There are always people happy in their fashion of eating, as in everything else. There is no such infallible proof of good-breeding and of early usage as the conduct of a man or woman at dinner. But, as every one has not had the advantage of early training, it is well to study these minute points of table etiquette, that one may learn how to eat without offending the sensibility of the well-bred. Especially study the fork and the spoon. There is, no doubt, a great diversity of opinion on the Continent with regard to the fork. It is a common German fashion, even with princes, to put the knife into the month. Italians are not always particular as to its use, and cultivated Russians, Swedes, Poles, and Danes often eat with their knives or forks indiscriminately.

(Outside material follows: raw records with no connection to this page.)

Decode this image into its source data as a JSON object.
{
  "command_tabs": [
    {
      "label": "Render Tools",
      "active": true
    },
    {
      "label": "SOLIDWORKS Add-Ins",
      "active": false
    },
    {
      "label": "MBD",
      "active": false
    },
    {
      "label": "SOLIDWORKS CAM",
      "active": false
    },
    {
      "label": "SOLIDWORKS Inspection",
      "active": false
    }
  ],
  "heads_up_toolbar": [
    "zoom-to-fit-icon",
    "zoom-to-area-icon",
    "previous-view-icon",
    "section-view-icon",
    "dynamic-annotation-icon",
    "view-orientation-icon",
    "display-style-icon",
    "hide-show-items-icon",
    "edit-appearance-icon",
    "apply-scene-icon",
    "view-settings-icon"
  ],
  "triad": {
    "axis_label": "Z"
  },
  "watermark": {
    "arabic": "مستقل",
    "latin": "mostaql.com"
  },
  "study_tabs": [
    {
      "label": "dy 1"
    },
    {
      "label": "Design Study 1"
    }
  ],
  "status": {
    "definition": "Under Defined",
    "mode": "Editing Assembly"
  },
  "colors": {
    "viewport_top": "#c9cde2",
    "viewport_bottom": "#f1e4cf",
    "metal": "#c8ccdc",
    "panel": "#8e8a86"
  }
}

But Austria, which follows French fashions, the Anglo-Saxon race in England, America, and the colonies, all French people, and those elegant Russians who emulate French manners, deem the fork the proper medium of communication between the plate and the mouth.